▶ [Exercise] From the line with "Parse this screenshot: output" through the final line of the entries below, write out each line exactly and nothing else.

Excerpts from an interface dataset
--------------------------------------------------

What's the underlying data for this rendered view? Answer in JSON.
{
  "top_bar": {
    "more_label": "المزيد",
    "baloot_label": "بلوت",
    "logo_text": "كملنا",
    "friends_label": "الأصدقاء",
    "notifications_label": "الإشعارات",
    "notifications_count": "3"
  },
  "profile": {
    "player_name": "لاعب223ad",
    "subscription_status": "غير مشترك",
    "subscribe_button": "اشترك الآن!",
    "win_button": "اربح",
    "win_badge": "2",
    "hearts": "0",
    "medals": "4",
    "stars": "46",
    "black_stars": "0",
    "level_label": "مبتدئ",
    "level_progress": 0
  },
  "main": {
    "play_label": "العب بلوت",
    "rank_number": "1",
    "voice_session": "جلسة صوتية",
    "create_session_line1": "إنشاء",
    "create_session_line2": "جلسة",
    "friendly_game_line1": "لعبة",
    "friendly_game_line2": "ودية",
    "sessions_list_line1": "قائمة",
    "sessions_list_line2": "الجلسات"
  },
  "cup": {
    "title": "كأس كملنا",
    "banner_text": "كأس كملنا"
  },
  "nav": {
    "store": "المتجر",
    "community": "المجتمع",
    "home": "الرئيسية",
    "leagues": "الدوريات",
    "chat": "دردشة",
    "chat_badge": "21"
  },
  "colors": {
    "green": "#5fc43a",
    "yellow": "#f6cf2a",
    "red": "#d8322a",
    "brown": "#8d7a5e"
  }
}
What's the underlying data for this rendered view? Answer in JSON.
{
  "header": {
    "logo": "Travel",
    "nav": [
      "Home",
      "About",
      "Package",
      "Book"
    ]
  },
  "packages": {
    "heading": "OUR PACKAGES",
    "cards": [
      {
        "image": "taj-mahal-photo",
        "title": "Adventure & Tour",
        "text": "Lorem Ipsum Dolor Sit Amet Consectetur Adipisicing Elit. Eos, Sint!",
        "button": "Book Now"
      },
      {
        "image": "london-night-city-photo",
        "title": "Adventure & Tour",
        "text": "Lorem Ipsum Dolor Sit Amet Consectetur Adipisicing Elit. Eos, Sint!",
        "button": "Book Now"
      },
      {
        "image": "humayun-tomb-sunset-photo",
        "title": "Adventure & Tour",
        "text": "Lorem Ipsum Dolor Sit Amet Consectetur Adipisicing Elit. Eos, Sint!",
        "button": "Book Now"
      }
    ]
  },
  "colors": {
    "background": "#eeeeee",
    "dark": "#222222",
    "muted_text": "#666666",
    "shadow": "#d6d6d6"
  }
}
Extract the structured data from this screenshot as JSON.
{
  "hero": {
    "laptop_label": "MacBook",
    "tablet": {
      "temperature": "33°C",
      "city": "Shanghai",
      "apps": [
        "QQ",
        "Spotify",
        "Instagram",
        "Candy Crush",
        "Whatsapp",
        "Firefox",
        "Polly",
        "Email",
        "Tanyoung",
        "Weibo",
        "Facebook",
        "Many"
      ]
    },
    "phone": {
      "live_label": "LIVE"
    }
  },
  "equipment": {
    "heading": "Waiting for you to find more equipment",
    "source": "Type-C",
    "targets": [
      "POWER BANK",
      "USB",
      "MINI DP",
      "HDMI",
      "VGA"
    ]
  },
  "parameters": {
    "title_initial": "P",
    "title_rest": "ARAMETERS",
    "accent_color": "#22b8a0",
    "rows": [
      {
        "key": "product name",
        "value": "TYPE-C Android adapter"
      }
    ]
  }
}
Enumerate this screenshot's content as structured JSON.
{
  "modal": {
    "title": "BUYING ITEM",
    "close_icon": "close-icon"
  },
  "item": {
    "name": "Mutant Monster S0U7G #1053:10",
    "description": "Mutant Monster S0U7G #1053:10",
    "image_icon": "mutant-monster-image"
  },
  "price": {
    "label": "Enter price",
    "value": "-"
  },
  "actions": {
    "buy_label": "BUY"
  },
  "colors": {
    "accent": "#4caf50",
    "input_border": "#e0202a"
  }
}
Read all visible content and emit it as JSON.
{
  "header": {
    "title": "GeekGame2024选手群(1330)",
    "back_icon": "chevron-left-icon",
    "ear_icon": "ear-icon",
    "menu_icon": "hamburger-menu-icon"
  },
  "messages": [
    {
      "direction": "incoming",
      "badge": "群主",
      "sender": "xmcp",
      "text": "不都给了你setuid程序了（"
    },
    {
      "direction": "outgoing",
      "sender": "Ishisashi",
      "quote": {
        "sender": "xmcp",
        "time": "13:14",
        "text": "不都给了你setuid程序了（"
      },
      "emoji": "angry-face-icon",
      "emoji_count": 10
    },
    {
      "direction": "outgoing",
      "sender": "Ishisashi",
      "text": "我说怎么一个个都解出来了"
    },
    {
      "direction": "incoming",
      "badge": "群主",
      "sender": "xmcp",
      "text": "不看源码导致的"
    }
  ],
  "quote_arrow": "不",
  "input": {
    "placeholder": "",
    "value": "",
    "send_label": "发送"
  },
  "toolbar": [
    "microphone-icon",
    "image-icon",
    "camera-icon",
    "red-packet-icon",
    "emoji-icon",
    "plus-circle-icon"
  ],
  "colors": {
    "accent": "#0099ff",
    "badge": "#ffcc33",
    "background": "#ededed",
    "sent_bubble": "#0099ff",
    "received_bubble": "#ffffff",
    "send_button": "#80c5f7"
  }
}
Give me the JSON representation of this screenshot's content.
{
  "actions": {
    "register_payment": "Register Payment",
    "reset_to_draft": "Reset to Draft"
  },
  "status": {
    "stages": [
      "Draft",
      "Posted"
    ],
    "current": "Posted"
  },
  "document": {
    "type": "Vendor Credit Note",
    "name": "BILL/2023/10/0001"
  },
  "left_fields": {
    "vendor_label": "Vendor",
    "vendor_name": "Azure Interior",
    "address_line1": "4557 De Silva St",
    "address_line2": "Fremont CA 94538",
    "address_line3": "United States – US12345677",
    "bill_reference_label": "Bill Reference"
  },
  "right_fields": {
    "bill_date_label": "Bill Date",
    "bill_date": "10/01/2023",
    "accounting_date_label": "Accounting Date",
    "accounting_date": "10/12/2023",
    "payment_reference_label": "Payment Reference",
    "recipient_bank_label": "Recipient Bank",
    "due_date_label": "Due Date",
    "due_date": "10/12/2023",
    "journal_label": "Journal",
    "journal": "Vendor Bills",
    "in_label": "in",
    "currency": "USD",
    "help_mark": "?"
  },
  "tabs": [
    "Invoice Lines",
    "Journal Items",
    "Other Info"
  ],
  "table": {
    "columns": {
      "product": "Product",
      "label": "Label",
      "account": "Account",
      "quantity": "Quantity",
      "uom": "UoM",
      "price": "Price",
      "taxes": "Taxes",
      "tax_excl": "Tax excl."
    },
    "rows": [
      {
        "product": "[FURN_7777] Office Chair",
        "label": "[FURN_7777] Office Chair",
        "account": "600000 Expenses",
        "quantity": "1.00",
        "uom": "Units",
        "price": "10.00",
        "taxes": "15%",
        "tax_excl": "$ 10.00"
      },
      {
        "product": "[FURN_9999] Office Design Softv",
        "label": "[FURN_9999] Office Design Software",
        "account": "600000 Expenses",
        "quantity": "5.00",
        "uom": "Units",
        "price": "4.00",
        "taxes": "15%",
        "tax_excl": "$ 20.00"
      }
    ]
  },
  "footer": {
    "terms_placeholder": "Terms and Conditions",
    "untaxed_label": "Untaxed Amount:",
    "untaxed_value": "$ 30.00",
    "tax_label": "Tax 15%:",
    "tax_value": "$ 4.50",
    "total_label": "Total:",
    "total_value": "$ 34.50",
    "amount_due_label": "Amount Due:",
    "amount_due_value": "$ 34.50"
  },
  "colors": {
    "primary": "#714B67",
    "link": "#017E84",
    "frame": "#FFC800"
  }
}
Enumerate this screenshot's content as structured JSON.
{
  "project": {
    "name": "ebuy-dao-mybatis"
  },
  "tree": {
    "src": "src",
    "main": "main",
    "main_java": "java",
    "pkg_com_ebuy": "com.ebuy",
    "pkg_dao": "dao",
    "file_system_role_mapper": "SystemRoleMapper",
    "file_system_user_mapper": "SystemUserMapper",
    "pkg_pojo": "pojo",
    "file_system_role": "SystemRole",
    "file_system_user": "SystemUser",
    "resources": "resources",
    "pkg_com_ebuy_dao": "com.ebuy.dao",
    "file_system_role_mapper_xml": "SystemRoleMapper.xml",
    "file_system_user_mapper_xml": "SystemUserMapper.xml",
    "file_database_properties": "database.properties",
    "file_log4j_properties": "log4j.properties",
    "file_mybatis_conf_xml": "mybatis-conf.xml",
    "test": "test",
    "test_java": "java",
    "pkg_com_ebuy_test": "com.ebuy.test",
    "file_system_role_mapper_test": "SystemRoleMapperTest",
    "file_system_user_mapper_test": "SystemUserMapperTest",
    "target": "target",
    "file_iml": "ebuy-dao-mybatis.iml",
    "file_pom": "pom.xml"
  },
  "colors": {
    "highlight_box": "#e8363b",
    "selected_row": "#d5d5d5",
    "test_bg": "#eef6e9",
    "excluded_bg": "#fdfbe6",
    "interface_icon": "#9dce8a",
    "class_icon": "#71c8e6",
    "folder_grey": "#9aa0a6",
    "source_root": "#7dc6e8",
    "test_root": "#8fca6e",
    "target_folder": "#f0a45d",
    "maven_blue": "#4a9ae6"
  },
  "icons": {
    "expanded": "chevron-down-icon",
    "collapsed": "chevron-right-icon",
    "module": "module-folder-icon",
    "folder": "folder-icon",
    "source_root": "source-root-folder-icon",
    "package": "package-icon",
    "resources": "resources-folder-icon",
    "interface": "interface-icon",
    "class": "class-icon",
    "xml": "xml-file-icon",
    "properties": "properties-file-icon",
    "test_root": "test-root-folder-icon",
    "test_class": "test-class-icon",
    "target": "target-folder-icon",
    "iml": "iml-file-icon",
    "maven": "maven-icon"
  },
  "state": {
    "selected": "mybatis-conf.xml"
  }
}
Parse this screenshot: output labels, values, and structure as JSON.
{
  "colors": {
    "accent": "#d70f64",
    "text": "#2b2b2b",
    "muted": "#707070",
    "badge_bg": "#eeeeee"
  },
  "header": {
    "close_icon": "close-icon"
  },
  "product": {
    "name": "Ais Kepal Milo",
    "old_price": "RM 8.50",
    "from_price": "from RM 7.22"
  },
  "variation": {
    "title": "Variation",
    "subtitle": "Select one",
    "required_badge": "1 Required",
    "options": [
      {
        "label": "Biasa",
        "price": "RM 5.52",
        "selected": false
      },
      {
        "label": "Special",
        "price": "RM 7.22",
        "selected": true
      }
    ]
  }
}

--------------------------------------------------

▶ [Output of the task]
Parse this screenshot: output labels, values, and structure as JSON.
{
  "colors": {
    "accent": "#d70f64",
    "text": "#2b2b2b",
    "muted": "#707070",
    "badge_bg": "#eeeeee"
  },
  "header": {
    "close_icon": "close-icon"
  },
  "product": {
    "name": "Ais Kepal Milo",
    "old_price": "RM 8.50",
    "from_price": "from RM 7.22"
  },
  "variation": {
    "title": "Variation",
    "subtitle": "Select one",
    "required_badge": "1 Required",
    "options": [
      {
        "label": "Biasa",
        "price": "RM 5.52",
        "selected": false
      },
      {
        "label": "Special",
        "price": "RM 7.22",
        "selected": true
      }
    ]
  }
}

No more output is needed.